Sciatica is where the sciatic nerve, which runs from your lower back to your feet, is irritated or compressed. It usually gets better in 4 to 6 weeks but can last longer.
Check if you have sciatica
If you have sciatica, your:
- back of your leg
- foot and toes
- painful – the pain may be stabbing, burning or shooting
- tingling – like pins and needles
Your symptoms may be worse when moving, sneezing or coughing.
You may also have back pain, but it's not usually as bad as the pain in your bottom, leg or foot.
You probably do not have sciatica if you only have back pain.
How you can ease the pain yourself
Sciatica usually gets better in 4 to 6 weeks, but it can sometimes last longer.
To help relieve your pain and speed up recovery:
carry on with your normal activities as much as possible
regular exercises for sciatica
start gentle exercise as soon as you can – anything that gets you moving can help
hold heat packs to the painful areas – you can buy these from pharmacies
ask your pharmacist about painkillers (paracetamol is unlikely to help and it's not clear how much NSAIDs help with sciatica)

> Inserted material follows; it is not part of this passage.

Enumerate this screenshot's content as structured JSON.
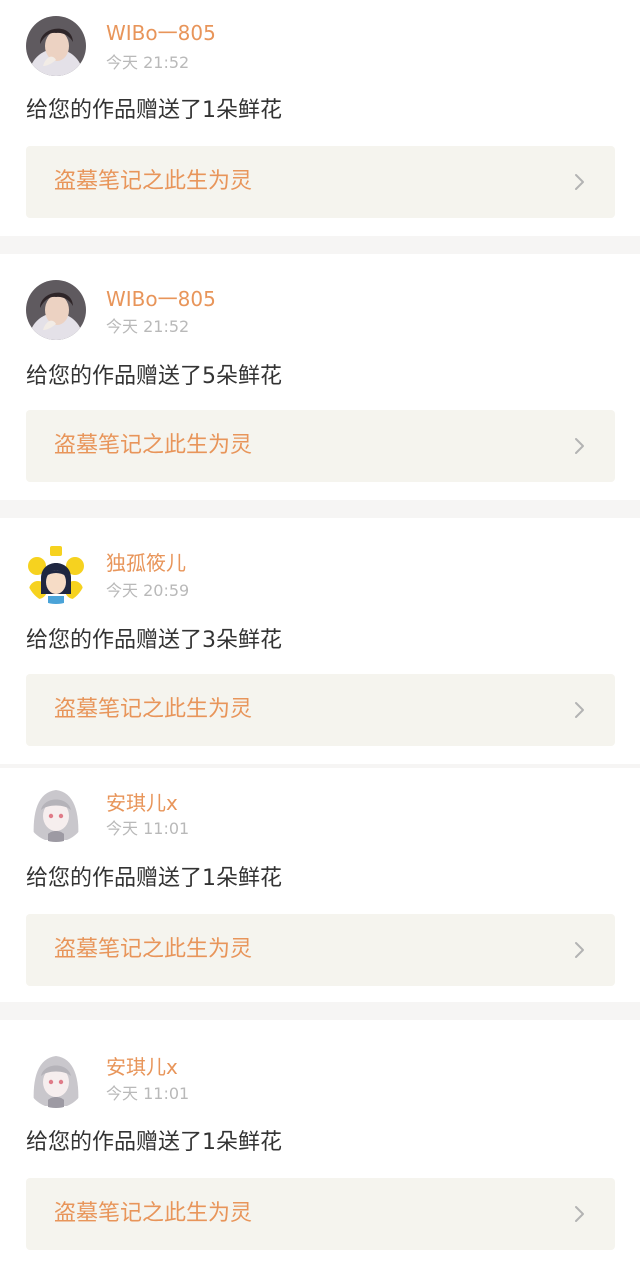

put a small, firm cushion between your knees when sleeping on your side, or several firm pillows underneath your knees when lying on your back
do not sit or lie down for long periods – even if moving hurts, it's not harmful and can help you get better faster
do not use hot water bottles to ease the pain – you could scald yourself if your skin is numb
See a GP if the pain:
- has not improved after trying home treatments for a few weeks
- is getting worse
- is stopping you doing your normal activities
Go to A&E or call 999 if you:
- have sciatica on both sides
- have weakness or numbness in both legs that's severe or getting worse
- have numbness around or under your genitals, or around your bottom (anus)
- find it hard to start peeing, cannot pee or cannot control when you pee – and this is not normal for you
- do not notice when you need to poo or cannot control when you poo – and this is not normal for you
These could be symptoms of a serious back problem that needs to be treated in hospital as soon as possible.
Treatments from a GP
If you have sciatica, a GP may:
- suggest exercises and stretches
- prescribe painkillers
They might also refer you for:
- physiotherapy – including exercise advice and techniques like massage (manual therapy)
- psychological support – to help you cope with the pain
Physiotherapy is free of charge on the NHS throughout the UK, but waiting times can be long. You can also get it privately.
Other treatments for sciatica
If your pain is severe and treatments from a GP have not helped, they may refer you to a hospital specialist for:
- painkilling injections
- a procedure to seal off some of the nerves in your back so they stop sending pain signals
- surgery – an operation called decompression surgery can sometimes help relieve sciatica
How to stop sciatica coming back
To reduce the chances of getting sciatica again:
stay active – take regular exercise
use a safe technique when lifting heavy objects
make sure you have a good posture when sitting and standing
sit correctly when using a computer
lose weight if you're overweight
do not smoke – smoking can increase your risk of getting sciatica
Causes of sciatica
Sciatica happens when something presses or rubs on the sciatic nerve.
- a slipped disc (the most common cause) – when a soft cushion of tissue between the bones in your spine pushes out
- spinal stenosis – narrowing of the part of your spine where nerves pass through
- spondylolisthesis – when one of the bones in your spine slips out of position
- a back injury